Indian Scientists Invent Artificial Neuron That Will Help Create 'Human-Like' Machines, Study Says
17:21 GMT 17.07.2021 (Updated: 10:37 GMT 19.07.2022)
According to scientists, Neuromorphic Spiking Neural Networks (SNNs) are promising computational paradigms that depend on the mechanisms of the brain, firing neurons, and synaptic plasticity in mammals. The study revealed that in the DEXAT neuron model, the threshold increases on neuron firing and decays exponentially return to a baseline.
A team of scientists at the nation's premier institute, the Indian Institute of Technology, Delhi (IIT-Delhi), has invented a new neuron model that will help in building accurate, fast, and energy-efficient neuromorphic Artificial Intelligence (AI) systems for applications like speech recognition. The team published its findings as a study that came out in Nature Communication last week.
24 August 2020, 04:00 GMT
In the human brain, neurons and synapses are believed to be the most important building blocks giving rise to intelligence. The model, called the Double Exponential Adaptive Threshold (DEXAT) will work in a similar fashion and make the AI system more efficient.
"Over the last few years, we have successfully demonstrated the utilisation of memory technology beyond simple storage. We have efficiently utilised semiconductor memory for applications such as in-memory-computing, neuromorphic-computing, edge-AI, sensing, and hardware security. This work specifically exploits analogue properties of nanoscale oxide-based memory devices for building adaptive spiking neurons", Professor Manan Suri, lead author of the study, said.
13 September 2019, 11:20 GMT

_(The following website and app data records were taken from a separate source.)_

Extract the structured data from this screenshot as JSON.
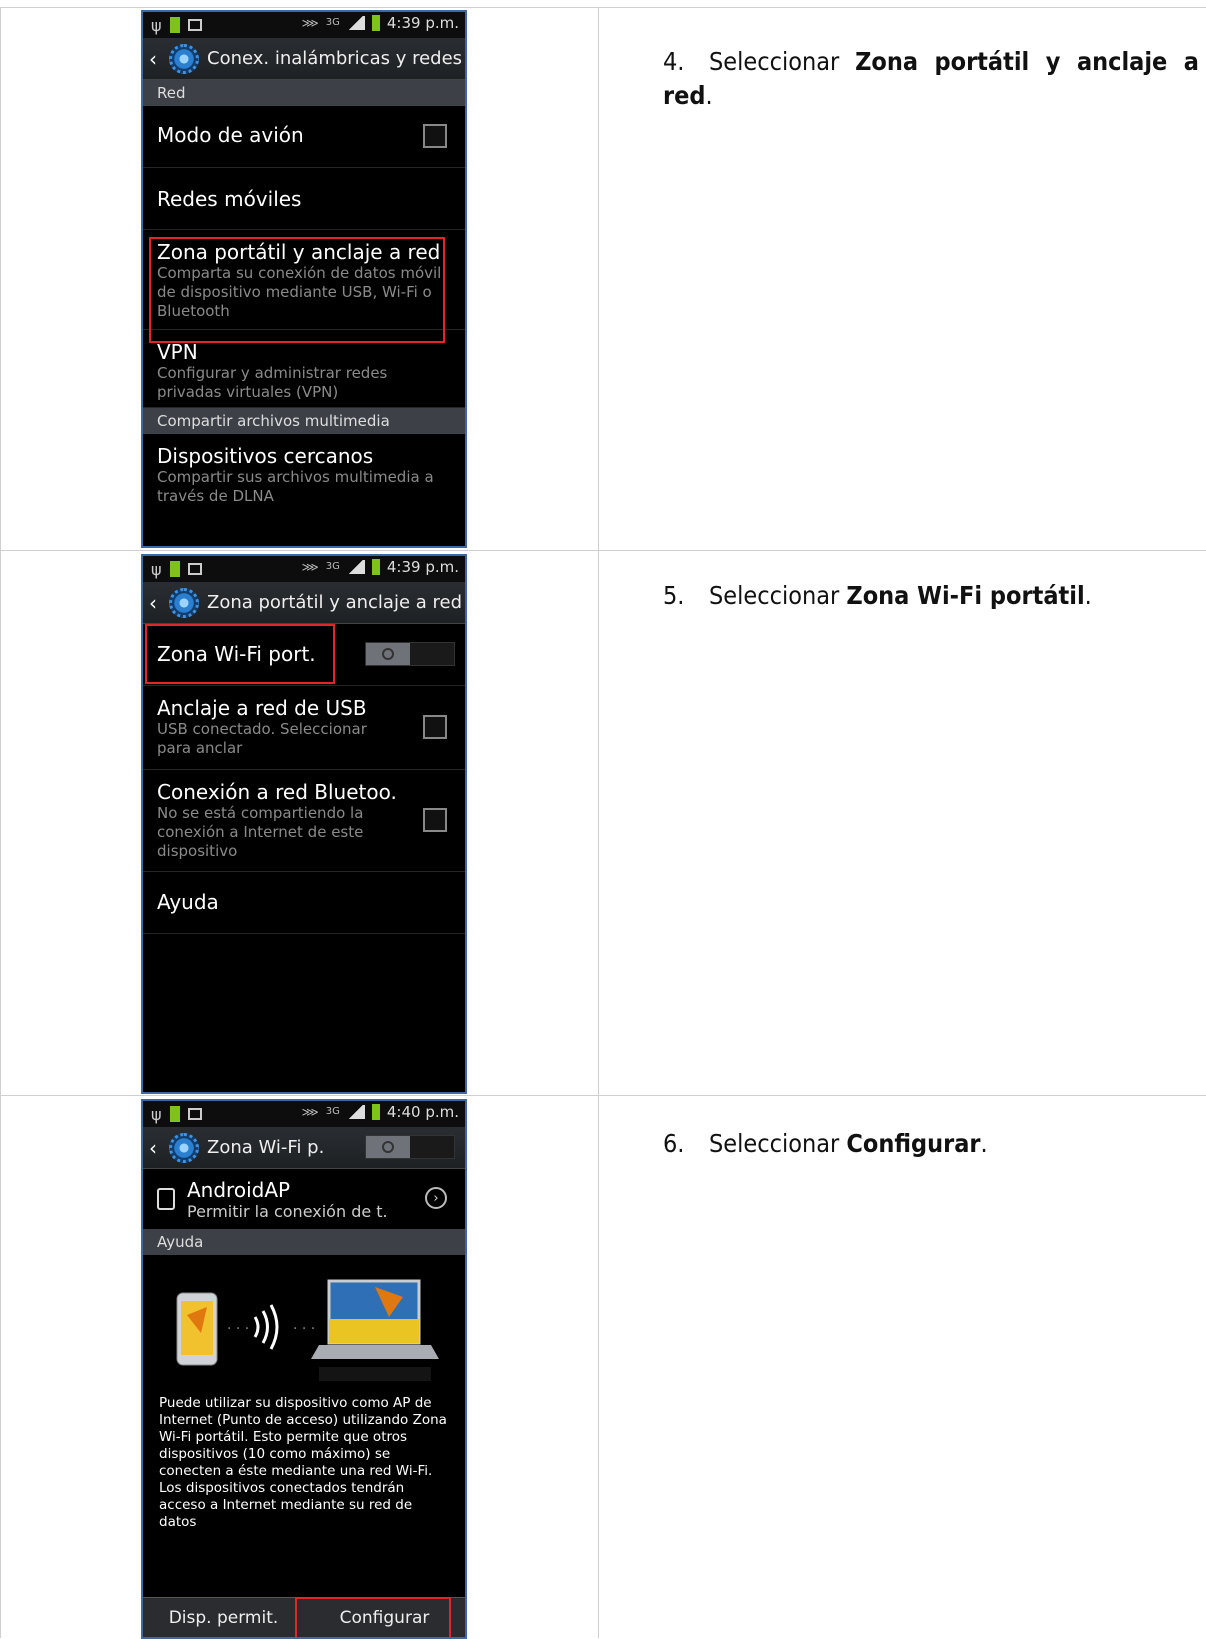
{
  "steps": [
    {
      "number": "4.",
      "text_plain": "Seleccionar ",
      "text_bold": "Zona portátil y anclaje a red",
      "text_end": "."
    },
    {
      "number": "5.",
      "text_plain": "Seleccionar ",
      "text_bold": "Zona Wi-Fi portátil",
      "text_end": "."
    },
    {
      "number": "6.",
      "text_plain": "Seleccionar ",
      "text_bold": "Configurar",
      "text_end": "."
    }
  ],
  "screen1": {
    "status_time": "4:39 p.m.",
    "status_network": "3G",
    "title": "Conex. inalámbricas y redes",
    "section_red": "Red",
    "items": [
      {
        "title": "Modo de avión",
        "subtitle": ""
      },
      {
        "title": "Redes móviles",
        "subtitle": ""
      },
      {
        "title": "Zona portátil y anclaje a red",
        "subtitle": "Comparta su conexión de datos móvil de dispositivo mediante USB, Wi-Fi o Bluetooth"
      },
      {
        "title": "VPN",
        "subtitle": "Configurar y administrar redes privadas virtuales (VPN)"
      }
    ],
    "section_media": "Compartir archivos multimedia",
    "media_item": {
      "title": "Dispositivos cercanos",
      "subtitle": "Compartir sus archivos multimedia a través de DLNA"
    }
  },
  "screen2": {
    "status_time": "4:39 p.m.",
    "status_network": "3G",
    "title": "Zona portátil y anclaje a red",
    "wifi_zone": "Zona Wi-Fi port.",
    "toggle_on": false,
    "items": [
      {
        "title": "Anclaje a red de USB",
        "subtitle": "USB conectado. Seleccionar para anclar"
      },
      {
        "title": "Conexión a red Bluetoo.",
        "subtitle": "No se está compartiendo la conexión a Internet de este dispositivo"
      },
      {
        "title": "Ayuda",
        "subtitle": ""
      }
    ]
  },
  "screen3": {
    "status_time": "4:40 p.m.",
    "status_network": "3G",
    "title": "Zona Wi-Fi p.",
    "toggle_on": false,
    "ap_name": "AndroidAP",
    "ap_sub": "Permitir la conexión de t.",
    "section_help": "Ayuda",
    "help_text": "Puede utilizar su dispositivo como AP de Internet (Punto de acceso) utilizando Zona Wi-Fi portátil. Esto permite que otros dispositivos (10 como máximo) se conecten a éste mediante una red Wi-Fi. Los dispositivos conectados tendrán acceso a Internet mediante su red de datos",
    "btn_left": "Disp. permit.",
    "btn_right": "Configurar"
  },
  "colors": {
    "highlight": "#e0252b",
    "frame": "#3c6aa8",
    "battery": "#7ec21a"
  }
}
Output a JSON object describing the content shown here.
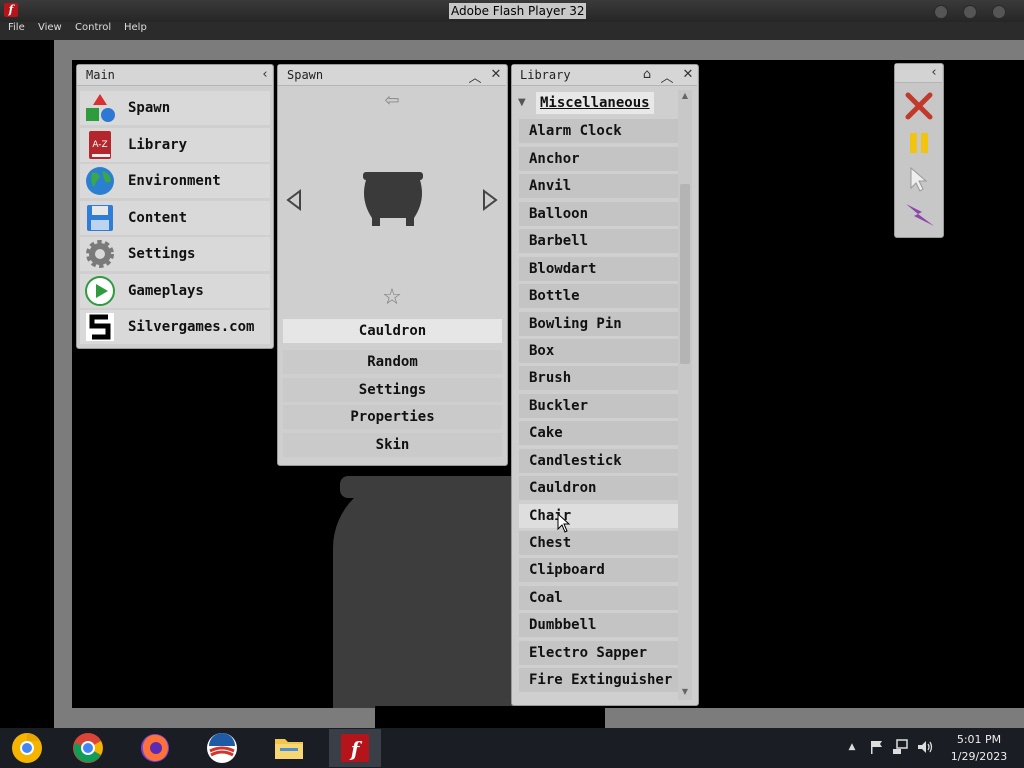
{
  "window": {
    "title": "Adobe Flash Player 32"
  },
  "menu": [
    "File",
    "View",
    "Control",
    "Help"
  ],
  "main_panel": {
    "title": "Main",
    "items": [
      {
        "label": "Spawn",
        "icon": "spawn-shapes-icon"
      },
      {
        "label": "Library",
        "icon": "library-book-icon"
      },
      {
        "label": "Environment",
        "icon": "globe-icon"
      },
      {
        "label": "Content",
        "icon": "floppy-disk-icon"
      },
      {
        "label": "Settings",
        "icon": "gear-icon"
      },
      {
        "label": "Gameplays",
        "icon": "play-icon"
      },
      {
        "label": "Silvergames.com",
        "icon": "silvergames-logo-icon"
      }
    ]
  },
  "spawn_panel": {
    "title": "Spawn",
    "selected": "Cauldron",
    "buttons": [
      "Random",
      "Settings",
      "Properties",
      "Skin"
    ]
  },
  "library_panel": {
    "title": "Library",
    "category": "Miscellaneous",
    "items": [
      "Alarm Clock",
      "Anchor",
      "Anvil",
      "Balloon",
      "Barbell",
      "Blowdart",
      "Bottle",
      "Bowling Pin",
      "Box",
      "Brush",
      "Buckler",
      "Cake",
      "Candlestick",
      "Cauldron",
      "Chair",
      "Chest",
      "Clipboard",
      "Coal",
      "Dumbbell",
      "Electro Sapper",
      "Fire Extinguisher"
    ],
    "hovered": "Chair"
  },
  "toolbar": {
    "tools": [
      "close-x-icon",
      "pause-icon",
      "pointer-icon",
      "lightning-icon"
    ]
  },
  "taskbar": {
    "apps": [
      "chrome-canary-icon",
      "chrome-icon",
      "firefox-icon",
      "obama-logo-icon",
      "file-explorer-icon",
      "flash-player-icon"
    ],
    "time": "5:01 PM",
    "date": "1/29/2023"
  },
  "colors": {
    "accent_red": "#c0392b",
    "pause_yellow": "#f1c40f",
    "lightning_purple": "#8e44ad"
  }
}
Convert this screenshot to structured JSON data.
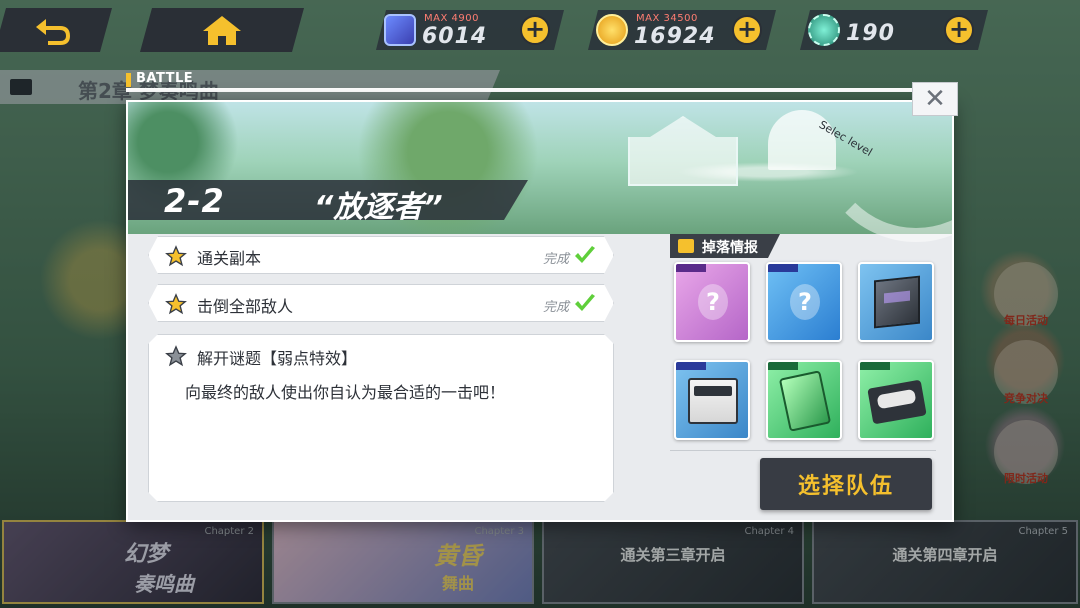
{
  "topbar": {
    "resources": [
      {
        "icon": "gem-icon",
        "max_label": "MAX 4900",
        "value": "6014"
      },
      {
        "icon": "gold-coin-icon",
        "max_label": "MAX 34500",
        "value": "16924"
      },
      {
        "icon": "gear-token-icon",
        "max_label": "",
        "value": "190"
      }
    ],
    "plus_symbol": "+"
  },
  "background": {
    "chapter_title": "第2章 梦奏鸣曲",
    "chapter_cards": [
      {
        "num": "Chapter 2",
        "title": "幻梦",
        "subtitle": "奏鸣曲"
      },
      {
        "num": "Chapter 3",
        "title": "黄昏",
        "subtitle": "舞曲"
      },
      {
        "num": "Chapter 4",
        "title": "通关第三章开启"
      },
      {
        "num": "Chapter 5",
        "title": "通关第四章开启"
      }
    ],
    "events": [
      "每日活动",
      "竞争对决",
      "限时活动"
    ]
  },
  "modal": {
    "section_label": "BATTLE",
    "close_symbol": "✕",
    "banner": {
      "select_level": "Selec level",
      "stage_id": "2-2",
      "stage_name": "“放逐者”"
    },
    "objectives": [
      {
        "label": "通关副本",
        "status": "完成",
        "star_color": "#f5c02d"
      },
      {
        "label": "击倒全部敌人",
        "status": "完成",
        "star_color": "#f5c02d"
      }
    ],
    "hint": {
      "title": "解开谜题【弱点特效】",
      "text": "向最终的敌人使出你自认为最合适的一击吧！",
      "star_color": "#8a9097"
    },
    "drops": {
      "title": "掉落情报",
      "items": [
        {
          "icon": "unknown-character-icon",
          "rarity": "purple",
          "mark": "?"
        },
        {
          "icon": "unknown-slime-icon",
          "rarity": "blue",
          "mark": "?"
        },
        {
          "icon": "cube-armor-icon",
          "rarity": "blue",
          "mark": ""
        },
        {
          "icon": "supply-box-icon",
          "rarity": "blue",
          "mark": ""
        },
        {
          "icon": "green-card-icon",
          "rarity": "green",
          "mark": ""
        },
        {
          "icon": "cassette-tape-icon",
          "rarity": "green",
          "mark": ""
        }
      ]
    },
    "select_team_label": "选择队伍"
  },
  "colors": {
    "accent": "#f5c02d",
    "dark": "#383c44",
    "check": "#5fcf3a"
  }
}
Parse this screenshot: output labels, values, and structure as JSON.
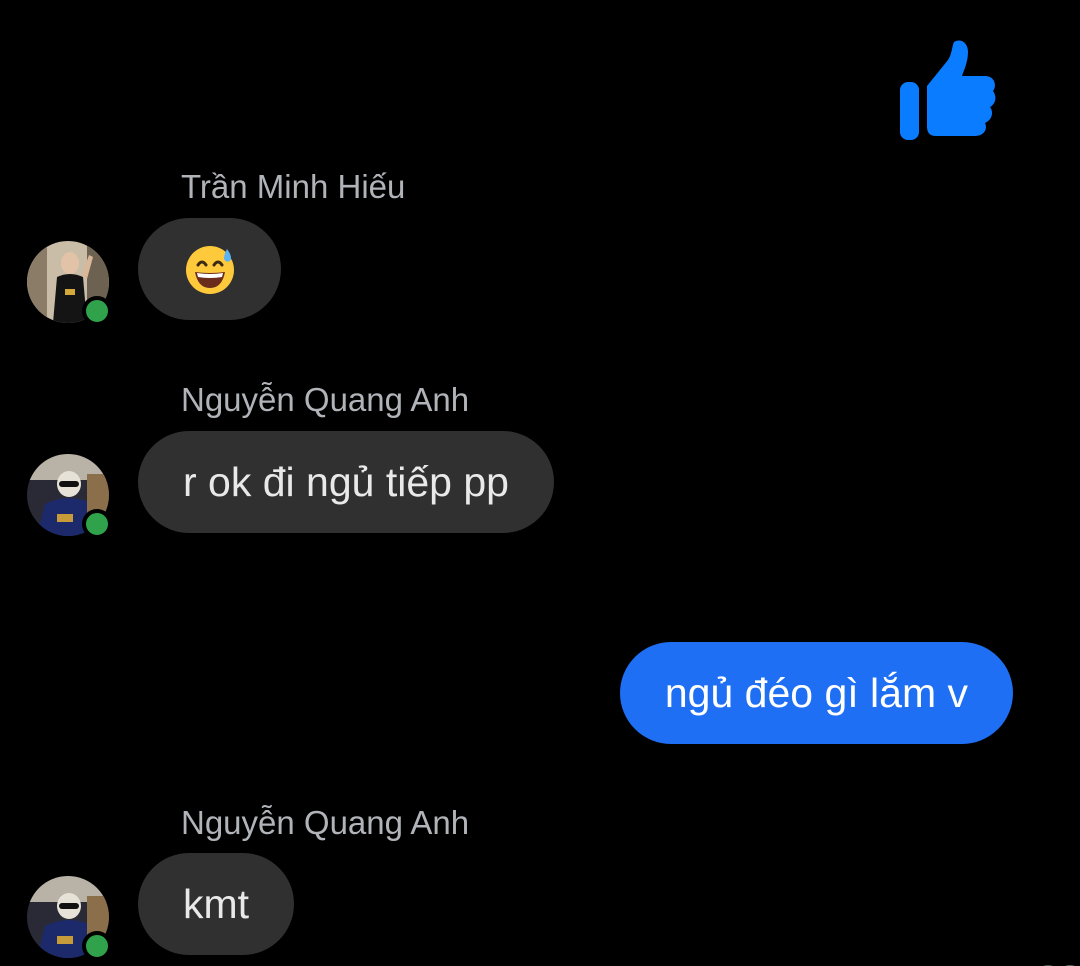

Per the team, this invention will help in achieving high performance with fewer neurons, and its benefits were shown on multiple datasets. The researchers also revealed that a classification accuracy of 91 percent on the Google Spoken Commands (GSC) dataset was achieved. Moreover, the nano-device neuromorphic network was also found to achieve 94 percent accuracy even with very high device variability.